But it was hard not to feel unwanted. “If you don’t have a ticket, go home” was the officers’ message — explicitly delivered and universally ignored.
The fans I talked to were disappointed. Some people, expecting a Jumbotron, had planned to watch the game outside the arena. Instead, Chick Hearn Court was blocked off and the only public screens showed movie previews. Other fans were blaming themselves for not arriving earlier, when $20 could have landed a seat at Lawry’s and The Farm still had openings at the bar.
But none of that seemed to dim their glee, or the sense of community. I talked to people like Oscar and Evelyn Lopez, who spent two hours driving in from Palmdale and $20 to park, then wound up watching the game on their iPhone, on the sidewalk at Figueroa and Chick Hearn Court.

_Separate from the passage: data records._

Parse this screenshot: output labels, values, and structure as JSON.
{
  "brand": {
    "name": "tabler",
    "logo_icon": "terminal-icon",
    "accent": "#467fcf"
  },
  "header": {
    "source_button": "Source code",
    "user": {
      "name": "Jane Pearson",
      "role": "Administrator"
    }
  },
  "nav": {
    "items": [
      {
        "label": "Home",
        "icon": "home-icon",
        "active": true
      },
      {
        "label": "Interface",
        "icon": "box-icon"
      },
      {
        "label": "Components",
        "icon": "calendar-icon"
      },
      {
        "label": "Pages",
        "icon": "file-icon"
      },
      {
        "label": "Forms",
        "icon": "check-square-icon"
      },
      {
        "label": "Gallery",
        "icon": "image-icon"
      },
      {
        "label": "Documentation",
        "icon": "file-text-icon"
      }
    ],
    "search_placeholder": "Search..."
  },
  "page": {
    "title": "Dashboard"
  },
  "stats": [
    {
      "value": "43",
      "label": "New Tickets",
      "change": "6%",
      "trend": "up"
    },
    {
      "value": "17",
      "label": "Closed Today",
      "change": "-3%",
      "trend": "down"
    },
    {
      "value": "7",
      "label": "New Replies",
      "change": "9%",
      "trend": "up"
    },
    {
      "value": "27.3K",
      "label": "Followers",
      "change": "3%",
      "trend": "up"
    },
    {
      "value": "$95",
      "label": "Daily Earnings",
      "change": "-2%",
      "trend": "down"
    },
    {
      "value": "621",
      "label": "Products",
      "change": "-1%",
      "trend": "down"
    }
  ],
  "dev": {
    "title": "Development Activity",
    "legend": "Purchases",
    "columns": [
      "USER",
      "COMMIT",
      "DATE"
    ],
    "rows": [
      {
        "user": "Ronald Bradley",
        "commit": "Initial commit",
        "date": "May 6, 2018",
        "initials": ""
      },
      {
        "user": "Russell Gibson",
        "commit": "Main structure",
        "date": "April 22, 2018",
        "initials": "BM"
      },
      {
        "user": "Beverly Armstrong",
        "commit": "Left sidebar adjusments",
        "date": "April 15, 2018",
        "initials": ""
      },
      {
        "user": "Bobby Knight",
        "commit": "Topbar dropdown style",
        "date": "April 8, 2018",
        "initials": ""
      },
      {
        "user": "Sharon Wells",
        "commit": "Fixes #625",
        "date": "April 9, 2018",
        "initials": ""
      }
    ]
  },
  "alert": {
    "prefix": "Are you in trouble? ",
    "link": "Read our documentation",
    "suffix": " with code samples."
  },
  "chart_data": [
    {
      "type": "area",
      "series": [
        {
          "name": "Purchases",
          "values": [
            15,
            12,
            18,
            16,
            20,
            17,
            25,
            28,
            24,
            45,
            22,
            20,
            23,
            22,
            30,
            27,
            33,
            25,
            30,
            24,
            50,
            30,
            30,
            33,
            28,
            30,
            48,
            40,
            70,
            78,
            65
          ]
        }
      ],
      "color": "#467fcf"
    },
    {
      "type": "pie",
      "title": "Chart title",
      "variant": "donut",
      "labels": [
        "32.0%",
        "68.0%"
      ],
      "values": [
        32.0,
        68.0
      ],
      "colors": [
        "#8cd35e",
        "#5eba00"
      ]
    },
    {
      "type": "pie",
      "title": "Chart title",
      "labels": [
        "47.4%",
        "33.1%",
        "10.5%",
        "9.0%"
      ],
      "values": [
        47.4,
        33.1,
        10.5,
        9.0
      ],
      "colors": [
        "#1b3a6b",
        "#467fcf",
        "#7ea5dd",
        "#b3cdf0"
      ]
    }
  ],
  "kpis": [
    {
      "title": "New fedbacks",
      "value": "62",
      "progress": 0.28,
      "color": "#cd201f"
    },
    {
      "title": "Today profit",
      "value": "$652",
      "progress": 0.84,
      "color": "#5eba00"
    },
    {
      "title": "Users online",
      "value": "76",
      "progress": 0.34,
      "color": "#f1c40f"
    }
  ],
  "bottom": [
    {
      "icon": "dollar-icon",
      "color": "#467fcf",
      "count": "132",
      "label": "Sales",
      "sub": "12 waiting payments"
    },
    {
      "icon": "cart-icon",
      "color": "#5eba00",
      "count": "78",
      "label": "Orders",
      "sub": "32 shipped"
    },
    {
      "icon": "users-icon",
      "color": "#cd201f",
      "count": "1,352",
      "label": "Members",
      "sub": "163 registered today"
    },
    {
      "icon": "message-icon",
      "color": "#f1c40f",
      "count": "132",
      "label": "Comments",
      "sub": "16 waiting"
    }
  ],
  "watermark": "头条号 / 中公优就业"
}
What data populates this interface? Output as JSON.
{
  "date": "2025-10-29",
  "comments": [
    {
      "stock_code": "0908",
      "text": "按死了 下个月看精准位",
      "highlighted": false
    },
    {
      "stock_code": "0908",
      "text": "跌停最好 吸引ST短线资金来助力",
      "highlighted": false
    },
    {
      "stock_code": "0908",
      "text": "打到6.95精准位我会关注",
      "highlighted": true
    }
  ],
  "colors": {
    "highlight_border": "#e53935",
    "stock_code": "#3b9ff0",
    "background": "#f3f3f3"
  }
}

Like everyone around them, they had on Lakers jerseys. And they weren’t sorry they came out. There’s something about celebrating in public that you can’t get in your living room.
They were there to share a love of the game, the team and something more, I think: the pride that comes from being public winners in an era of so many private losses — lost homes, lost jobs, lost hope. The Lakers win felt like an antidote.
You didn’t have to love basketball to join the celebration. Like the Filipino family I ran into — three generations strong — at their first big-time sporting event. They all wore Kobe Bryant jerseys, even baby Taylor in her mother’s arms. Mom did a jig as the clock ticked down.
We kept score, thanks to a young Latina with purple-and-gold nails, who was on the phone with a friend watching at home. “Y los Celtics? Cuanto?” she said into the phone. When she announced we were 8 points ahead, the homeless, one-legged guy in a wheelchair next to me pulled out a Laker flag from his pack and stuck it in his gray ponytail.
For them — for us — it wasn’t so much about a team but a city’s victory. “We won, we won…" rang through the air. Friends hugged, strangers high-fived.
And police officers readied their riot gear.
I could see the makings of trouble then, as the cops snapped down their helmet shields and the television cameras moved in for crowd shots.
Rowdy young men pushed to the front, screaming and throwing gang signs for the cameras. Officers began barking orders. “Watch out, they’re going to start spraying,” I heard a young man say as a group of wide-eyed children watched.
As I made my way north along Figueroa, I could see the combustible formula: Staples Center patrons surged out toward their cars into a celebrating crowd made ever larger by the drunken revelers pouring out of downtown bars.
I passed a guy setting a fire in the street outside a parking lot, and heard a voice call out “Rush’em” as officers tried to keep the crowd back. When two cops ran by with rifles drawn, I hightailed it to the subway station.
I felt heartsick in the car on my way home, listening to the radio accounts of fires, injuries, arrests.
Then I thought of all I had seen away from the spotlight and the cameras: the other Los Angeles fans, who found a way to enjoy a championship game they couldn’t watch, and made do with horns and key chains and Lakers flags, and the company of strangers in sidewalk camps.
That things weren’t worse is a credit to those fans, not just the hundreds of police officers on hand.
How about we do right by them next time, treat those fans like they belong?
If we can marshal a police force 800 strong, surely we can come up with a couple of Jumbotrons and an outdoor party for the most of us — the ones without the courtside seats but with plenty of pride in our team and in our town.